If the telescope is a refractor, inspect the objective (bit end) lens. A little dust is OK, but scratches and chips are a deal-killer.  I totally recommend you walk away if the objective is damaged in any way. The same goes for the objective and secondary mirrors on a reflector. Check for reflectivity. A hazy or blotchy mirror is not a disqualifier, but I recommend you keep looking.  Remember this is your first telescope.  If it was your second or third (or moreth) my advice might be different. 

The mount should be solid while still operating smoothly.  With the telescope completely assembled, gently tap the tube to see if the scope wobbles back and forth. Less wobble is best. A scope with an alt-azimuth type mount should point up and down (altitude) and side-to-side (azimuth) smoothly.  Again, it may take no more than tightening all the visible fasteners to remove wobble.  OR, the mount might just have too many points of movement to make the mount desirable.

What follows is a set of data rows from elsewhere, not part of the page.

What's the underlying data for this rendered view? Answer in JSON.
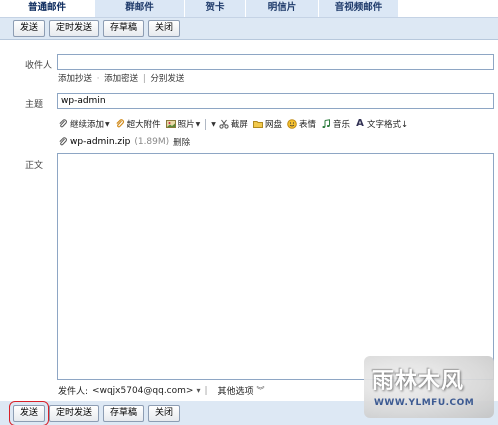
{
  "tabs": [
    {
      "label": "普通邮件"
    },
    {
      "label": "群邮件"
    },
    {
      "label": "贺卡"
    },
    {
      "label": "明信片"
    },
    {
      "label": "音视频邮件"
    }
  ],
  "toolbar": {
    "send": "发送",
    "scheduled_send": "定时发送",
    "save_draft": "存草稿",
    "close": "关闭"
  },
  "compose": {
    "recipient_label": "收件人",
    "recipient_value": "",
    "cc_link": "添加抄送",
    "bcc_link": "添加密送",
    "separate_send_link": "分别发送",
    "dot_sep": "·",
    "bar_sep": "|",
    "subject_label": "主题",
    "subject_value": "wp-admin",
    "body_label": "正文"
  },
  "format_bar": {
    "continue_add": "继续添加",
    "super_attachment": "超大附件",
    "photo": "照片",
    "screenshot": "截屏",
    "netdisk": "网盘",
    "emoji": "表情",
    "music": "音乐",
    "text_format": "文字格式↓"
  },
  "attachment": {
    "filename": "wp-admin.zip",
    "size": "(1.89M)",
    "delete": "删除"
  },
  "sender": {
    "label": "发件人:",
    "address": "<wqjx5704@qq.com>",
    "dropdown_glyph": "▾",
    "sep": "|",
    "other_options": "其他选项",
    "options_glyph": "︾"
  },
  "watermark": {
    "title": "雨林木风",
    "url": "WWW.YLMFU.COM"
  },
  "colors": {
    "tab_text": "#1f3b6b",
    "toolbar_bg": "#dde8f4",
    "input_border": "#8ea6c4",
    "highlight_box": "#d8222a"
  }
}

You can find out a bit about your prospective purchase by asking the seller three questions. Why are you selling the scope? What do you like about it? What don’t you don’t like about it? 

Once you’ve kicked the tires, it’s time for a test drive. Ideally, you’ll want a clear evening when you can test scope and eyepieces on celestial objects. If that’s not possible you can still check it, however. In daytime, test it on a few distant objects. On a cloudy night, try far-off streetlights.

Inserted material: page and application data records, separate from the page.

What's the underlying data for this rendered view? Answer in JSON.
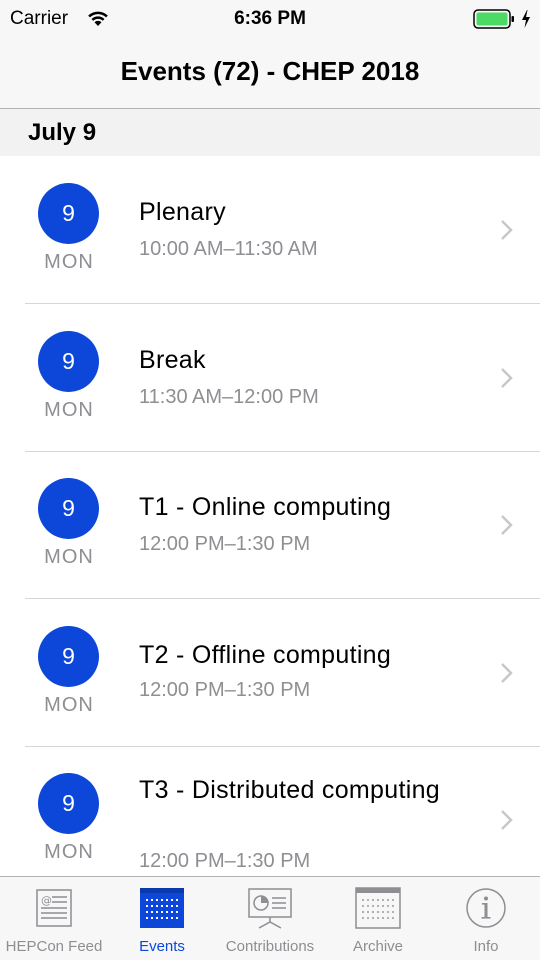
{
  "status_bar": {
    "carrier": "Carrier",
    "time": "6:36 PM",
    "icons": [
      "wifi-icon",
      "battery-icon",
      "charging-bolt-icon"
    ]
  },
  "nav": {
    "title": "Events (72) - CHEP 2018"
  },
  "section": {
    "title": "July 9"
  },
  "events": [
    {
      "day": "9",
      "weekday": "MON",
      "title": "Plenary",
      "time": "10:00 AM–11:30 AM"
    },
    {
      "day": "9",
      "weekday": "MON",
      "title": "Break",
      "time": "11:30 AM–12:00 PM"
    },
    {
      "day": "9",
      "weekday": "MON",
      "title": "T1 - Online computing",
      "time": "12:00 PM–1:30 PM"
    },
    {
      "day": "9",
      "weekday": "MON",
      "title": "T2 - Offline computing",
      "time": "12:00 PM–1:30 PM"
    },
    {
      "day": "9",
      "weekday": "MON",
      "title": "T3 - Distributed computing",
      "time": "12:00 PM–1:30 PM"
    }
  ],
  "tabs": [
    {
      "label": "HEPCon Feed",
      "icon": "feed-icon",
      "active": false
    },
    {
      "label": "Events",
      "icon": "calendar-grid-icon",
      "active": true
    },
    {
      "label": "Contributions",
      "icon": "presentation-icon",
      "active": false
    },
    {
      "label": "Archive",
      "icon": "archive-calendar-icon",
      "active": false
    },
    {
      "label": "Info",
      "icon": "info-icon",
      "active": false
    }
  ],
  "colors": {
    "accent": "#0c47d9",
    "secondary_text": "#8e8e93",
    "battery_green": "#4cd964"
  }
}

  1. If you purchase and cannot physically check out the telescope, contact the seller

Purchasing online does add a level of risk. Question, can the telescope be returned if you are not satisfied? Can you contact the seller and ask your questions. Start with the ones outlined in the previous section. If the seller’s ad didn’t include images of the telescope, ask for a few — if necessary, specify that you want pictures of certain aspects of the scope.  Use a credit card (not debit) to help protect your online purchase.

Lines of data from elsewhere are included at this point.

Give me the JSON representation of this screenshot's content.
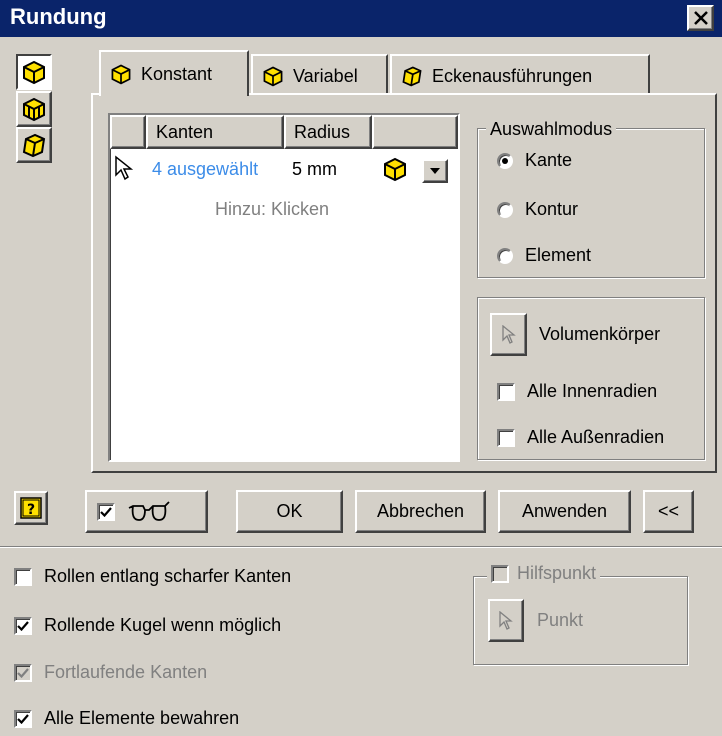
{
  "window": {
    "title": "Rundung"
  },
  "tabs": [
    {
      "label": "Konstant",
      "active": true
    },
    {
      "label": "Variabel",
      "active": false
    },
    {
      "label": "Eckenausführungen",
      "active": false
    }
  ],
  "table": {
    "headers": [
      "Kanten",
      "Radius"
    ],
    "rows": [
      {
        "edges": "4 ausgewählt",
        "radius": "5 mm"
      }
    ],
    "add_hint": "Hinzu: Klicken"
  },
  "selection_mode": {
    "label": "Auswahlmodus",
    "options": [
      {
        "label": "Kante",
        "selected": true
      },
      {
        "label": "Kontur",
        "selected": false
      },
      {
        "label": "Element",
        "selected": false
      }
    ]
  },
  "solid": {
    "label": "Volumenkörper"
  },
  "radii": {
    "inner": {
      "label": "Alle Innenradien",
      "checked": false
    },
    "outer": {
      "label": "Alle Außenradien",
      "checked": false
    }
  },
  "buttons": {
    "ok": "OK",
    "cancel": "Abbrechen",
    "apply": "Anwenden",
    "more": "<<"
  },
  "options": [
    {
      "label": "Rollen entlang scharfer Kanten",
      "checked": false,
      "enabled": true
    },
    {
      "label": "Rollende Kugel wenn möglich",
      "checked": true,
      "enabled": true
    },
    {
      "label": "Fortlaufende Kanten",
      "checked": true,
      "enabled": false
    },
    {
      "label": "Alle Elemente bewahren",
      "checked": true,
      "enabled": true
    }
  ],
  "helper_point": {
    "label": "Hilfspunkt",
    "button": "Punkt"
  },
  "colors": {
    "titlebar": "#0a246a",
    "link_blue": "#3c8ce8",
    "face": "#d4d0c8",
    "icon_yellow": "#ffe000"
  },
  "icons": [
    "cube-face-icon",
    "cube-edge-icon",
    "cube-solid-icon",
    "help-icon",
    "glasses-icon",
    "cursor-arrow-icon",
    "chevron-down-icon",
    "close-icon"
  ]
}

Consider the long-distance purchase of a telescope with caution. You’ll incur the extra expense of crating and shipping by the seller — usually included in the price if shipping is “free” — and several days (or weeks!) until the scope reaches your doorstep. You also run the risk of damage while it’s en route.  The advantage of purchasing online, the prices are often much lower.  Consider what has a higher concern for you… purchase price or ability to buy and drive?

Whether you’re a novice backyard astronomer looking for your first telescope or a seasoned amateur astronomer seeking a second, third  (or moreth) instrument, you can save big bucks by purchasing second hand. Follow this advice, and you’ll wind up with a telescope that paves the way to a lifetime of astronomical adventure.


HERE is a Post Script for the benefit if those who read to the bottom.  I personally know of 2 great transactions that happened in our Club.  The first was a gently used 10 inch reflector on a dob mount (plus some accessories) new for about $800-900 plus shipping acquired for $300 and a 3 hour round trip drive.  The second was an 18 inch, f4.5, reflector on a dob mount, with a feather touch focuser new for about $9000 plus shipping acquired for a round trip north of Atlanta GA.  The scope was free to a good home.  Bargains are available, these are just two (maybe extreme) examples of what might be found.